Is Your IT Infrastructure Built for Tomorrow?
In this article
With IT infrastructure being the critical foundation of business operations, the ever-changing landscape of hardware and software lifecycles is challenging IT leaders to future-proof their technology investments.
But why future-proof your IT infrastructure? Because the risk of not doing so is too significant and may lead to:
- Missed opportunities for growth and innovation;
- A lack of scalability, performance and security;
- An inability to support emerging technologies;
- Inefficient operations; and
- Increased costs and technical debt.
While the future business needs of the organization may be hard to predict, IT leaders at least know their strategies must enable their infrastructure to quickly deploy applications and workloads, adapt to market changes, and increase resource efficiencies, all while securing the organization's data.
To best position their organizations for tomorrow, IT leaders and engineers in the data center should keep these five principles in mind as they determine their infrastructure investments.
Although it makes sense to migrate some workloads to the public cloud, there are many reasons that specific data and workloads should remain in private environments. Because when infrastructure is in your hands, it's your decision, your data and your IT destiny.

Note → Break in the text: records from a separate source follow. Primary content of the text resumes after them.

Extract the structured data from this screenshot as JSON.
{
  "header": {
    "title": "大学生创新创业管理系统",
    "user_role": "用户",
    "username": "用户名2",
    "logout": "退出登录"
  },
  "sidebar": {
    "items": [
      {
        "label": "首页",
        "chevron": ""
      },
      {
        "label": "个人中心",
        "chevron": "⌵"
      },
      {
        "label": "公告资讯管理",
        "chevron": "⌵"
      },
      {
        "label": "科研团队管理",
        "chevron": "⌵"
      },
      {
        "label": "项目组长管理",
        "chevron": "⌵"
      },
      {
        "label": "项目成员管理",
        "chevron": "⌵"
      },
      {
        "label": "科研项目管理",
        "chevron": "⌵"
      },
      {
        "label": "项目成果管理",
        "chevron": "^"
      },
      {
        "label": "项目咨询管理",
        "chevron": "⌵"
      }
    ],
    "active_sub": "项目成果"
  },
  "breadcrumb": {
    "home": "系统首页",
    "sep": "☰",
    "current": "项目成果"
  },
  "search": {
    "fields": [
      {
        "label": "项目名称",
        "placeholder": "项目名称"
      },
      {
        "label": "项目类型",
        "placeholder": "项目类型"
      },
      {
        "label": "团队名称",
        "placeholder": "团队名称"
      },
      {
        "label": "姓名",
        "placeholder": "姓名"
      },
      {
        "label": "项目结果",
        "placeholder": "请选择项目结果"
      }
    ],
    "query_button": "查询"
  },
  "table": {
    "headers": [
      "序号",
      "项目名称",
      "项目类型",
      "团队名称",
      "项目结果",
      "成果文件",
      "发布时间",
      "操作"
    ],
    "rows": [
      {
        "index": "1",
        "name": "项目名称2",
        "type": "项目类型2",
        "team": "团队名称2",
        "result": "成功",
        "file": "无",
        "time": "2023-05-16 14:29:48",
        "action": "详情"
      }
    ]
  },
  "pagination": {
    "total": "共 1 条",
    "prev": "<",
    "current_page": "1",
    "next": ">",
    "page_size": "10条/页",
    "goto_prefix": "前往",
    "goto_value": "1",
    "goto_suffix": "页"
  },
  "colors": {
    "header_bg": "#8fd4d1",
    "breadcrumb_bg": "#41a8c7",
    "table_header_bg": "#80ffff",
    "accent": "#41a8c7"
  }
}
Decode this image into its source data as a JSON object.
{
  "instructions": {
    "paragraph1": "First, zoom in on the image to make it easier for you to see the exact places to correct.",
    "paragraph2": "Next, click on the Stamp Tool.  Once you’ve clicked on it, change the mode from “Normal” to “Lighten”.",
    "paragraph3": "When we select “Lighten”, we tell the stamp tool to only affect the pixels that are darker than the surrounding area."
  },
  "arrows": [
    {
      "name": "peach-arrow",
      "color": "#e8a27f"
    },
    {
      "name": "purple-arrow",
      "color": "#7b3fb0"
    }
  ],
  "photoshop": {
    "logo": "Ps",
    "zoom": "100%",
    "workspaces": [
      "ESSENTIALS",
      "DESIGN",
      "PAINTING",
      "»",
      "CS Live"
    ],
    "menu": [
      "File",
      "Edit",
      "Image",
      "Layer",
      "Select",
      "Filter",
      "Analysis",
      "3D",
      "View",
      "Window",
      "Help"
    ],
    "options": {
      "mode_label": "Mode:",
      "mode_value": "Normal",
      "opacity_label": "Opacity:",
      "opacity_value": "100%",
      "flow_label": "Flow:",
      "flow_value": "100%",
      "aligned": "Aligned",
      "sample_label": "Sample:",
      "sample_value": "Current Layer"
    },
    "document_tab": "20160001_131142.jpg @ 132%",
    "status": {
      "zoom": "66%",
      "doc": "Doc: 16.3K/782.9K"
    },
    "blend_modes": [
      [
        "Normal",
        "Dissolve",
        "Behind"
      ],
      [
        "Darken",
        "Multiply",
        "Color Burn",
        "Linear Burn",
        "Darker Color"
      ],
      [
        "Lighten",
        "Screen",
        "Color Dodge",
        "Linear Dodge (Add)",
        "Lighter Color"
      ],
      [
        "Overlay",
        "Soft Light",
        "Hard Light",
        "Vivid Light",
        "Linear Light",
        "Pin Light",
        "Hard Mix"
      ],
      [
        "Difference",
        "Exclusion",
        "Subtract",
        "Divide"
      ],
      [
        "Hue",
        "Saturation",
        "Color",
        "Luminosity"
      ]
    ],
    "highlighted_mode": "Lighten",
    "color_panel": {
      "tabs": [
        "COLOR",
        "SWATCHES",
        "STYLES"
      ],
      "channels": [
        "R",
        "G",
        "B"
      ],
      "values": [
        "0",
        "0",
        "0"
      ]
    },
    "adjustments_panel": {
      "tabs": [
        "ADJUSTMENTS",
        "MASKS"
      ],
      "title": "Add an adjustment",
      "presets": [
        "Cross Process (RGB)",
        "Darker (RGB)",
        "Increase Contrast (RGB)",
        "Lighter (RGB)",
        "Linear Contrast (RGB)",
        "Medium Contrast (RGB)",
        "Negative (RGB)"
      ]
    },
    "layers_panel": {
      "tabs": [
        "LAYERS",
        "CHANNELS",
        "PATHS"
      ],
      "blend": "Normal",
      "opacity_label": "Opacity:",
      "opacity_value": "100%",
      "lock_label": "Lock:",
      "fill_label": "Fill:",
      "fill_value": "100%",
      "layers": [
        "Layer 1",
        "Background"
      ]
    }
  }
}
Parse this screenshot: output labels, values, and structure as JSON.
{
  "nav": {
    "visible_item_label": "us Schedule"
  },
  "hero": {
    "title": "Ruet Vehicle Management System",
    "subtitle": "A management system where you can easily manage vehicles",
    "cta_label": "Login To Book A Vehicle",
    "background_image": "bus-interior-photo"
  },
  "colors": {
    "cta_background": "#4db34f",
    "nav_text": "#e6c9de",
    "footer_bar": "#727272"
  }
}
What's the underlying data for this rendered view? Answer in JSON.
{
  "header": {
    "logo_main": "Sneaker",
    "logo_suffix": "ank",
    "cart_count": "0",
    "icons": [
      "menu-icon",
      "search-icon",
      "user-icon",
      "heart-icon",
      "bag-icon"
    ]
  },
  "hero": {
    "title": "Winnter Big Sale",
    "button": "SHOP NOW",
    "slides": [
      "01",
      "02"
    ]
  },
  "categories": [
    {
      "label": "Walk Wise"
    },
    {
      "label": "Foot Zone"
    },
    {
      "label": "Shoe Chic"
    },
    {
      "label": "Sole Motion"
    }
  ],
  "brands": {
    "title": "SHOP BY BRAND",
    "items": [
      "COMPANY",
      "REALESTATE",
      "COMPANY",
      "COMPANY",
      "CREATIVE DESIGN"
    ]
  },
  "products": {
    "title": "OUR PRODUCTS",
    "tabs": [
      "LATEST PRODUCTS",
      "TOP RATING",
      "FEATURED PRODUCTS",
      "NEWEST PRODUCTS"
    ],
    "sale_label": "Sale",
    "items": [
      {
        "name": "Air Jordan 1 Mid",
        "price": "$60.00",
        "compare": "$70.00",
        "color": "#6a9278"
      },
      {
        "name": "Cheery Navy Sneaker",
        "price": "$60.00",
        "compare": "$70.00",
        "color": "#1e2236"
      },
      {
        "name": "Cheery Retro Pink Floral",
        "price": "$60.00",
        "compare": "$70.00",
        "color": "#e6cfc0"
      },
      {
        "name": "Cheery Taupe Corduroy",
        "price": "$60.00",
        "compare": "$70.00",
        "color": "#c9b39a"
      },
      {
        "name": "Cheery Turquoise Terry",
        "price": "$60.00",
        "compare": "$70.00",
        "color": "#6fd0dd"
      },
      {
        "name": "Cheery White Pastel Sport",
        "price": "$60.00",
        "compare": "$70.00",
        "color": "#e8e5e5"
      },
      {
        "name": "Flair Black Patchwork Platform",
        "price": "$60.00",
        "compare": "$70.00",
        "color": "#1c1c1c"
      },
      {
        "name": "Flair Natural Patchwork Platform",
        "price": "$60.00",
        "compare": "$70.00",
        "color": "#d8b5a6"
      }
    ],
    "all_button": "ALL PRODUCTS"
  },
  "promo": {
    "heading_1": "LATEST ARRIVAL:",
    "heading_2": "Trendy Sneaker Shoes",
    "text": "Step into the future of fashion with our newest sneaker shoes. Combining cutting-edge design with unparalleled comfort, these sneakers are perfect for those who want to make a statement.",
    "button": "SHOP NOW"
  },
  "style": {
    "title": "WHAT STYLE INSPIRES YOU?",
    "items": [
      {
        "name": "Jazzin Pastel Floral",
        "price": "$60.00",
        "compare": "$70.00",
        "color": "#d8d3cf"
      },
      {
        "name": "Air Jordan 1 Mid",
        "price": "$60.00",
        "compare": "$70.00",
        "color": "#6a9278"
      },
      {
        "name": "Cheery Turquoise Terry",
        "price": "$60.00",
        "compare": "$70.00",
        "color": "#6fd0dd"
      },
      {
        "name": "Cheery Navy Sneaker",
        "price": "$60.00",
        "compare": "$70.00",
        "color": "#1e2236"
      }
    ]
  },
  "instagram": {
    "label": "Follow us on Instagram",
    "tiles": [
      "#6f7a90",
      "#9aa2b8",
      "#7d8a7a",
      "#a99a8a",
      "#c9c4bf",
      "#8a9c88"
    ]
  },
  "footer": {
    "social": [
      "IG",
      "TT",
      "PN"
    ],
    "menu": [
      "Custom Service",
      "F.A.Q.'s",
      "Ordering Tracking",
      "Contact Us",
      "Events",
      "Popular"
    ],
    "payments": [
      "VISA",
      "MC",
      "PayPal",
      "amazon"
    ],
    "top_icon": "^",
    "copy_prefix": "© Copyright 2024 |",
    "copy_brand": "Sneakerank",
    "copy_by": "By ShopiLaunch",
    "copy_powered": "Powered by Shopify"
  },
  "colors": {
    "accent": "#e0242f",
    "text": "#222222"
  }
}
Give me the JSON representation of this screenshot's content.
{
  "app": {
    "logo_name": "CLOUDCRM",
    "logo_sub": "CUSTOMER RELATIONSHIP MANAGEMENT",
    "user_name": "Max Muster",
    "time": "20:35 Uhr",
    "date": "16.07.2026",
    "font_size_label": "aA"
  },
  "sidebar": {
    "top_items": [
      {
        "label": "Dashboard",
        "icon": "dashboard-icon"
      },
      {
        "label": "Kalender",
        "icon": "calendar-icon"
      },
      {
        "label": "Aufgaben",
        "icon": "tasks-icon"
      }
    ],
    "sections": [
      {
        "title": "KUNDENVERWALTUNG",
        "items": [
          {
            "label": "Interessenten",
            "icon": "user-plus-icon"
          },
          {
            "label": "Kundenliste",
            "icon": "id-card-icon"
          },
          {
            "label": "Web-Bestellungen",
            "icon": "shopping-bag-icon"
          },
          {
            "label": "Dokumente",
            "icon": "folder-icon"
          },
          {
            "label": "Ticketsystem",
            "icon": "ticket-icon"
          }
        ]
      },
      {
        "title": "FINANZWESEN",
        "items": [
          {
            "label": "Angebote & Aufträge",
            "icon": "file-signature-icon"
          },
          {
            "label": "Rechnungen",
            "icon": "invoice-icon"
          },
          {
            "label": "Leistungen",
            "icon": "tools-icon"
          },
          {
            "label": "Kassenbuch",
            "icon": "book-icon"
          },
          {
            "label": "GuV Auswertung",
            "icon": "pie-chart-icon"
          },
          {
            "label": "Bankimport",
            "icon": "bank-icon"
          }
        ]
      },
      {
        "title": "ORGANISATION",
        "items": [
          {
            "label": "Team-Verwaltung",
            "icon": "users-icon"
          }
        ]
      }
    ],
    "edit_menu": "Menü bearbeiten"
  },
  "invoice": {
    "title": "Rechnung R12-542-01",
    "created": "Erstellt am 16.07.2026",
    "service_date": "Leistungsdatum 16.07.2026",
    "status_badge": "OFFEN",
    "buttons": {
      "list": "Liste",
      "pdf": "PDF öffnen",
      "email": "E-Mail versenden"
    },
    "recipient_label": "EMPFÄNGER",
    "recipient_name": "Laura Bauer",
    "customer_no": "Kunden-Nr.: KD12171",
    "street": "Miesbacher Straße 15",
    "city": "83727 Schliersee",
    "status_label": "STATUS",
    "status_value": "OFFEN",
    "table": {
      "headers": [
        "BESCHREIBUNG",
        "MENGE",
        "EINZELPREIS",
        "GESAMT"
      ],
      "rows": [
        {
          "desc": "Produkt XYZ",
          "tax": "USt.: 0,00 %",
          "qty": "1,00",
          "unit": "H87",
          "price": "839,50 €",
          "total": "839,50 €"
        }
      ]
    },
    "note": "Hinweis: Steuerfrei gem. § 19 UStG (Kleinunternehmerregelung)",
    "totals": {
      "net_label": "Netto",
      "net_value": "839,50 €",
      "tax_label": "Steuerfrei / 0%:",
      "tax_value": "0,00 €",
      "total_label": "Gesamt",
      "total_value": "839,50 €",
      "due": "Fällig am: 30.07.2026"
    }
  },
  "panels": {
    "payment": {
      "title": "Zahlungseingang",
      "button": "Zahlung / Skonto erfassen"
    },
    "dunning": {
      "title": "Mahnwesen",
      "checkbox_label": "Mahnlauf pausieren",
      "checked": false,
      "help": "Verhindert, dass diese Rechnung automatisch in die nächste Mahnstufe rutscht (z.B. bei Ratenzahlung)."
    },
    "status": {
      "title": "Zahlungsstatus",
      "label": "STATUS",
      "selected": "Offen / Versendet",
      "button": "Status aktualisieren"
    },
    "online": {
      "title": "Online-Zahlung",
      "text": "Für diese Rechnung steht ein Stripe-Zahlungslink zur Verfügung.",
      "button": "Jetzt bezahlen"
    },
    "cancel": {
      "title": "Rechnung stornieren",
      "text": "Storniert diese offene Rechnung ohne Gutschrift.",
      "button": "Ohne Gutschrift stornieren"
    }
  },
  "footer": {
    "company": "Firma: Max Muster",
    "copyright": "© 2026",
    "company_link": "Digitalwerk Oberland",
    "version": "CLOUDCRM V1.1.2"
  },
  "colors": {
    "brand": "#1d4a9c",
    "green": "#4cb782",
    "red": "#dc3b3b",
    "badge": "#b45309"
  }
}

By maintaining control of your IT infrastructure, you can achieve complete visibility of your data, increased reliability, availability and serviceability of mission-critical workloads, and the confidence of knowing who is responsible for your data and processes.
This control also gives engineers more flexibility to update, modify and maintain software and hardware to meet specific business needs and requirements.
Conversations about control almost always include questions about cybersecurity. The more control you have over your data, the more security responsibilities you'll need to take on.
A solid security strategy is essential to avoiding disruption to your business and customers. And with bad actors getting more creative with cyberattacks, it's no longer a question of if but when your organization's data gets compromised. When you directly control your IT infrastructure and limit access points to data, you can better prepare, protect and recover from attacks.
Secondly, infrastructure decisions must consider compliance and regulatory requirements based on country or local governing laws and industry standards. Such requirements regulate how data must be stored and handled to protect consumers' data and privacy.
Cloud is no doubt influencing infrastructure decisions. And as data creation continues to grow at an unprecedented speed, so will the market's demand for more storage and performance. IT leaders know that to respond to evolving business needs and market changes, their IT infrastructure must have the ability to adapt and scale.
With as-a-service platforms and software-centric infrastructures, the cloud experience can be delivered in a private environment to provide flexibility, scalability and agility, all without the complexities often associated with the public cloud. These offerings enable decisions to be based on usage and application needs, giving the organization a better idea of business demands to scale and customize on demand. It also simplifies the management of hardware refreshes as it provides organizations access to the latest technologies without high upfront capital expenses.
Case study: Find out how Elanco Animal Health and WWT collaborated to design, build and integrate an end-to-end IT infrastructure that can scale and meet the evolving demands of the highly competitive animal health market.
Rather than sticking to the parameters of your infrastructure and being confined by legacy hardware and outdated practices, you can now make infrastructure work for you.
Storage, compute and networking have been the foundation of a modern IT infrastructure. Now with processes like virtualization, containerization and automation, organizations can enable resource efficiency to maximize performance and capacity and provide cost and time savings without sacrificing security and reliability.
For organizations that support high-performance applications and workloads but need the ability to react to changes, composable disaggregated infrastructure and open technologies can enable IT teams to quickly assemble and reassemble infrastructure, which can improve supply chain posture and reduce infrastructure footprint.
Additionally, increasing efficiency within your IT infrastructure can help reduce the technical debt caused by unnecessary servers or applications that may consume more energy and power than needed. This leads us to our last principle.
Sustainability is emerging as a priority for organizations of all sizes. And because data centers are known for consuming massive amounts of energy and power, they're an easy target for IT leaders to focus on sustainable technologies and best practices.
Through new energy-saving technologies in areas such as cooling, high-density servers and racks, and AI and analytics, the journey to establishing a more efficient, sustainable data center footprint while delivering value across your entire organization is possible.
To learn more about making sustainability part of your overall IT plan and determining the right steps to get started, we recommend reading this report: WWT Research Report: Corporate Sustainability Priorities for 2023.
Our technology and industry experts, advanced testing capabilities, supply chain and integration expertise, and comprehensive partner ecosystem allow us to help organizations navigate the complexities of building and deploying a modern infrastructure — one that enables organizations to respond to whatever tomorrow brings.